Bristol-Myers said profits for the three months ending in December came in at $94 cents a share, firmly ahead of the consensus estimate of 85 cents and up 38% from the same period last year. Group revenues, Bristol-Myers said, rose 10% to $5.973 billion, just ahead of the Street forecast of $5.95 billion.

"I am proud of our results in 2018, which were based on superior commercial performance for our prioritized brands and important scientific advances that continue to diversify our R&D pipeline," said CEO Giovanni Caforio. "We are beginning 2019 with good momentum in our current business, with Opdivo and Eliquis continuing as strong and growing franchises."

"Our planned acquisition of Celgene will position us to create a leading biopharma company, with best-in-class franchises, significant near-term launch opportunities and a deep and broad pipeline, creating an even stronger foundation for long-term sustainable growth."

Bristol-Myers shares fell 1.9% to close at $49.02 on Thursday.

Bristol-Myers agreed to buy Celgene Corp. (CELG - Get Report)  earlier this month in a deal that values the cancer drug specialist at $74 billion. The combined group -- which will be 69% owned by Bristol-Myers -- would have a portfolio with nine drugs that generate more than $1 billion in sales, the companies said.

Bristol-Myers also confirmed preliminary 2019 earnings guidance it published alongside the Celgene merger announcement in early January that looked moderately higher than the Street consensus.

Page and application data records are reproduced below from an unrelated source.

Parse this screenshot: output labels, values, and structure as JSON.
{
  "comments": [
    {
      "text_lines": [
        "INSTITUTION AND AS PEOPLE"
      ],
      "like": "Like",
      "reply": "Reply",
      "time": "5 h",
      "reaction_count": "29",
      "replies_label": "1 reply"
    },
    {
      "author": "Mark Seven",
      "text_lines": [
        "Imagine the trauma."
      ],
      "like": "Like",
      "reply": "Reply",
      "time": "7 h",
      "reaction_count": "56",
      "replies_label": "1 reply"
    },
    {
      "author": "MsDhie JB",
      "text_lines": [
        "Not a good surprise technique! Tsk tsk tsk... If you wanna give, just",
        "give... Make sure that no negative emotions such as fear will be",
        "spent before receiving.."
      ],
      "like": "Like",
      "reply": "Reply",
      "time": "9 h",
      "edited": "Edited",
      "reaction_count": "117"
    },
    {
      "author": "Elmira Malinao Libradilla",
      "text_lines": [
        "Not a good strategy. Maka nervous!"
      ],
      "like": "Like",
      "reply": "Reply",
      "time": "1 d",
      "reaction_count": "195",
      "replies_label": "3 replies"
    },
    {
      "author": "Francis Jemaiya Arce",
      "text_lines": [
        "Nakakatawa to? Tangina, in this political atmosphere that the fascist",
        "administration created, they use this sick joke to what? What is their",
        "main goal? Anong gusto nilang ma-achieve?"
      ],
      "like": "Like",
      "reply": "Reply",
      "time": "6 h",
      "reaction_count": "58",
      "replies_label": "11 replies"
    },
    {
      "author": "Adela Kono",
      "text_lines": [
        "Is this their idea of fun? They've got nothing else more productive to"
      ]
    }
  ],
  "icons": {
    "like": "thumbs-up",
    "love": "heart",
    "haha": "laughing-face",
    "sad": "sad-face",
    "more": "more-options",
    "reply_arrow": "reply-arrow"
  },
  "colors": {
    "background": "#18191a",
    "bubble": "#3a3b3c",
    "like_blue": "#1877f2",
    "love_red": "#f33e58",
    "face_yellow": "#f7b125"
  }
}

The company said it sees non-GAAP earnings of between $4.10 and $4.20 per share, topping the $4.07 estimate from Refinitiv IBES but excluding the impact of the Celgene acquisition, and will plan an accelerated share buyback worth around $5 billion.

Bristol-Myers was told by the FDA in October that the agency extended the approval date for a market approval for its key 'Opdivo plus Yervoy' cancer therapy combination until May 2019.

EU regulators asked for more information on the therapy, which is being tested as part of a trial the group calls 'CheckMate -227', including an overall survival (OS) analysis for certain types of patients. Bristol-Myers said an OS analysis for the same patient sub-group was also submitted to the FDA.
 
Opdivo, which Bristol-Myers classifies as a "prioritized brand" that harnesses the body's own immune system to fight cancer, saw sales rise 33% to $443 million over the fourth quarter, while  Yervoy revenues grew 43% to $115 million.